[Exercise data Boundary: Start]

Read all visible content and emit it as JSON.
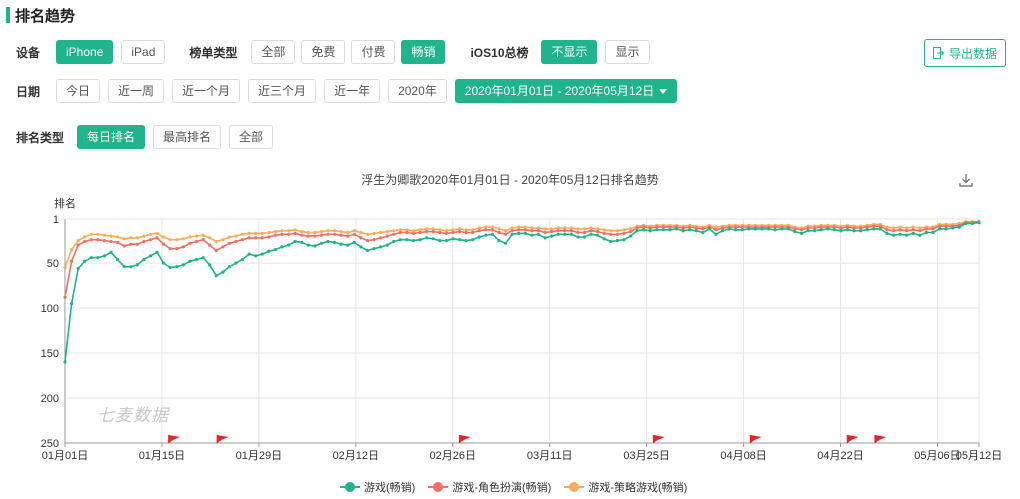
{
  "page": {
    "title": "排名趋势"
  },
  "filters": {
    "device": {
      "label": "设备",
      "options": [
        "iPhone",
        "iPad"
      ],
      "selected": "iPhone"
    },
    "list_type": {
      "label": "榜单类型",
      "options": [
        "全部",
        "免费",
        "付费",
        "畅销"
      ],
      "selected": "畅销"
    },
    "ios10": {
      "label": "iOS10总榜",
      "options": [
        "不显示",
        "显示"
      ],
      "selected": "不显示"
    },
    "date": {
      "label": "日期",
      "options": [
        "今日",
        "近一周",
        "近一个月",
        "近三个月",
        "近一年",
        "2020年"
      ],
      "range": "2020年01月01日 - 2020年05月12日"
    },
    "rank_type": {
      "label": "排名类型",
      "options": [
        "每日排名",
        "最高排名",
        "全部"
      ],
      "selected": "每日排名"
    }
  },
  "export": {
    "label": "导出数据"
  },
  "watermark": "七麦数据",
  "colors": {
    "accent": "#1fb489",
    "series": [
      "#1fb489",
      "#f07068",
      "#f9ad5c"
    ],
    "flag": "#e8212a"
  },
  "chart_data": {
    "type": "line",
    "title": "浮生为卿歌2020年01月01日 - 2020年05月12日排名趋势",
    "ylabel": "排名",
    "y_inverted": true,
    "yticks": [
      1,
      50,
      100,
      150,
      200,
      250
    ],
    "ylim": [
      1,
      250
    ],
    "x_start": "2020-01-01",
    "x_end": "2020-05-12",
    "xticks": [
      "01月01日",
      "01月15日",
      "01月29日",
      "02月12日",
      "02月26日",
      "03月11日",
      "03月25日",
      "04月08日",
      "04月22日",
      "05月06日",
      "05月12日"
    ],
    "flags": [
      "2020-01-16",
      "2020-01-23",
      "2020-02-27",
      "2020-03-26",
      "2020-04-09",
      "2020-04-23",
      "2020-04-27"
    ],
    "grid": true,
    "legend_position": "bottom",
    "series": [
      {
        "name": "游戏(畅销)",
        "values": [
          160,
          95,
          56,
          48,
          44,
          44,
          42,
          38,
          46,
          54,
          54,
          52,
          46,
          42,
          38,
          50,
          55,
          54,
          52,
          48,
          46,
          44,
          52,
          64,
          60,
          54,
          50,
          46,
          40,
          42,
          40,
          37,
          35,
          32,
          30,
          26,
          27,
          30,
          31,
          28,
          26,
          27,
          29,
          30,
          27,
          32,
          36,
          34,
          32,
          30,
          26,
          24,
          24,
          25,
          24,
          22,
          23,
          25,
          25,
          23,
          24,
          25,
          24,
          21,
          19,
          18,
          25,
          28,
          18,
          17,
          17,
          19,
          18,
          22,
          20,
          18,
          18,
          18,
          21,
          21,
          18,
          19,
          23,
          26,
          25,
          24,
          20,
          14,
          13,
          14,
          13,
          13,
          13,
          12,
          14,
          13,
          14,
          16,
          12,
          18,
          14,
          12,
          13,
          13,
          12,
          12,
          12,
          12,
          13,
          12,
          12,
          15,
          17,
          14,
          14,
          13,
          12,
          13,
          14,
          13,
          14,
          14,
          13,
          12,
          12,
          17,
          19,
          18,
          19,
          17,
          19,
          16,
          16,
          12,
          12,
          11,
          10,
          6,
          6,
          5
        ]
      },
      {
        "name": "游戏-角色扮演(畅销)",
        "values": [
          88,
          48,
          30,
          26,
          24,
          24,
          25,
          26,
          27,
          31,
          29,
          29,
          26,
          24,
          22,
          29,
          34,
          34,
          32,
          28,
          26,
          24,
          30,
          36,
          32,
          28,
          26,
          24,
          22,
          22,
          22,
          21,
          19,
          18,
          18,
          17,
          19,
          20,
          20,
          19,
          18,
          18,
          19,
          20,
          18,
          22,
          25,
          24,
          22,
          20,
          18,
          16,
          16,
          17,
          16,
          15,
          15,
          16,
          17,
          16,
          15,
          16,
          16,
          14,
          13,
          13,
          16,
          18,
          14,
          13,
          13,
          14,
          14,
          16,
          15,
          14,
          14,
          14,
          16,
          16,
          14,
          15,
          17,
          18,
          18,
          17,
          15,
          11,
          10,
          11,
          10,
          10,
          10,
          10,
          11,
          10,
          11,
          12,
          10,
          13,
          11,
          10,
          10,
          10,
          10,
          10,
          10,
          10,
          10,
          10,
          10,
          12,
          13,
          11,
          11,
          10,
          10,
          10,
          11,
          10,
          11,
          11,
          10,
          9,
          9,
          13,
          14,
          13,
          14,
          13,
          14,
          12,
          12,
          9,
          9,
          9,
          8,
          5,
          5,
          4
        ]
      },
      {
        "name": "游戏-策略游戏(畅销)",
        "values": [
          55,
          35,
          25,
          21,
          18,
          18,
          19,
          20,
          21,
          23,
          22,
          22,
          20,
          18,
          17,
          21,
          24,
          24,
          23,
          21,
          20,
          19,
          22,
          26,
          24,
          21,
          20,
          18,
          17,
          17,
          17,
          16,
          15,
          14,
          14,
          13,
          15,
          16,
          16,
          15,
          14,
          14,
          15,
          16,
          14,
          16,
          18,
          17,
          16,
          15,
          14,
          13,
          13,
          14,
          13,
          12,
          12,
          13,
          14,
          13,
          12,
          13,
          13,
          11,
          10,
          10,
          12,
          14,
          11,
          10,
          10,
          11,
          11,
          12,
          12,
          11,
          11,
          11,
          12,
          12,
          11,
          12,
          13,
          14,
          14,
          13,
          12,
          9,
          8,
          9,
          8,
          8,
          8,
          8,
          9,
          8,
          9,
          10,
          8,
          10,
          9,
          8,
          8,
          8,
          8,
          8,
          8,
          8,
          8,
          8,
          8,
          10,
          11,
          9,
          9,
          8,
          8,
          8,
          9,
          8,
          9,
          9,
          8,
          7,
          7,
          10,
          11,
          10,
          11,
          10,
          11,
          10,
          10,
          7,
          7,
          7,
          6,
          4,
          4,
          4
        ]
      }
    ]
  }
}
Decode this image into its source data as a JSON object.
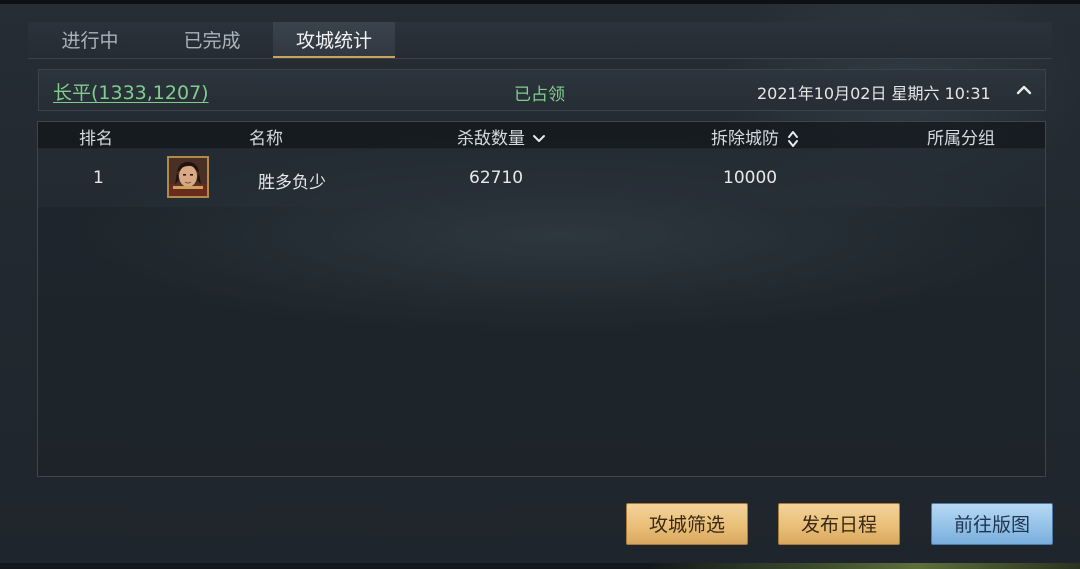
{
  "tabs": [
    {
      "label": "进行中",
      "active": false
    },
    {
      "label": "已完成",
      "active": false
    },
    {
      "label": "攻城统计",
      "active": true
    }
  ],
  "city": {
    "name": "长平(1333,1207)",
    "status": "已占领",
    "datetime": "2021年10月02日  星期六  10:31",
    "collapse_icon": "chevron-up-icon"
  },
  "table": {
    "headers": {
      "rank": "排名",
      "name": "名称",
      "kills": "杀敌数量",
      "demolish": "拆除城防",
      "group": "所属分组"
    },
    "sort_icons": {
      "kills": "chevron-down-icon",
      "demolish": "sort-updown-icon"
    },
    "rows": [
      {
        "rank": "1",
        "avatar_icon": "warrior-portrait-icon",
        "name": "胜多负少",
        "kills": "62710",
        "demolish": "10000",
        "group": ""
      }
    ]
  },
  "buttons": {
    "filter": "攻城筛选",
    "publish": "发布日程",
    "goto_map": "前往版图"
  },
  "colors": {
    "accent_green": "#7fcf8c",
    "gold_button": "#e9bf78",
    "blue_button": "#94c2e8",
    "tab_underline": "#c9a45a"
  }
}
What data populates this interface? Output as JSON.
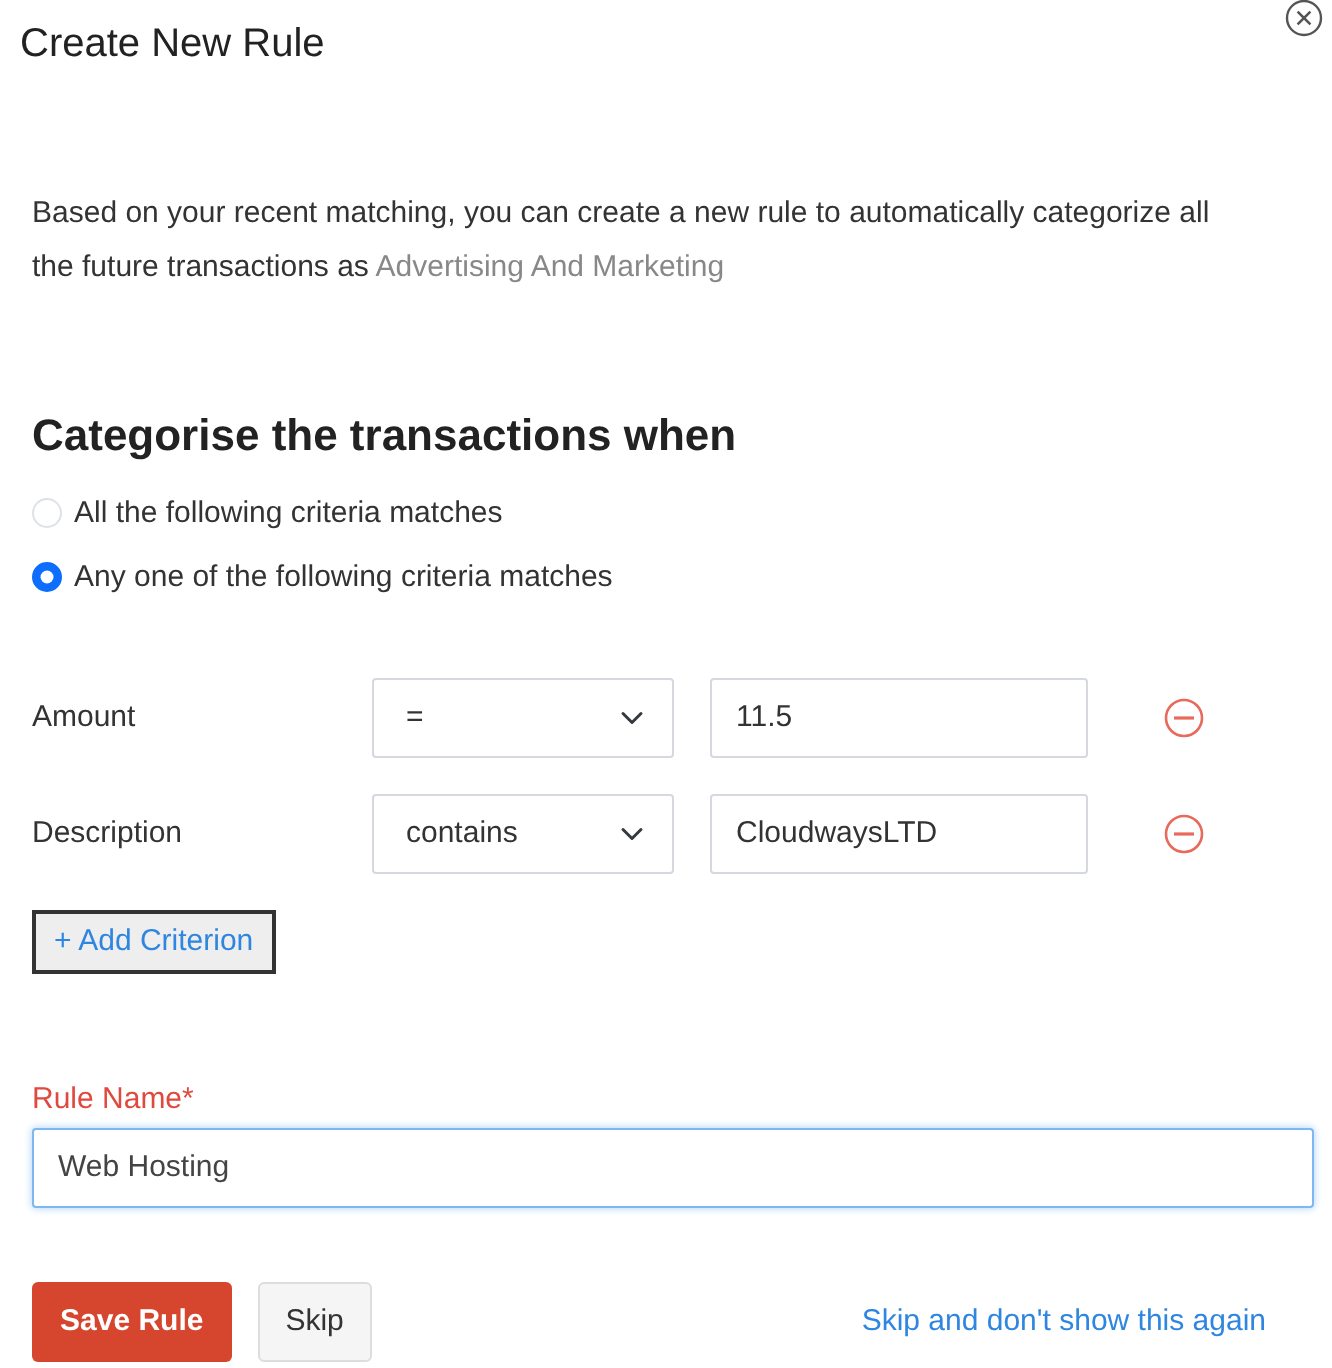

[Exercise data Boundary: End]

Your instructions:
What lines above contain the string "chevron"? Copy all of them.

Solution to the problem:
    "collapse_icon": "chevron-up-icon"
      "kills": "chevron-down-icon",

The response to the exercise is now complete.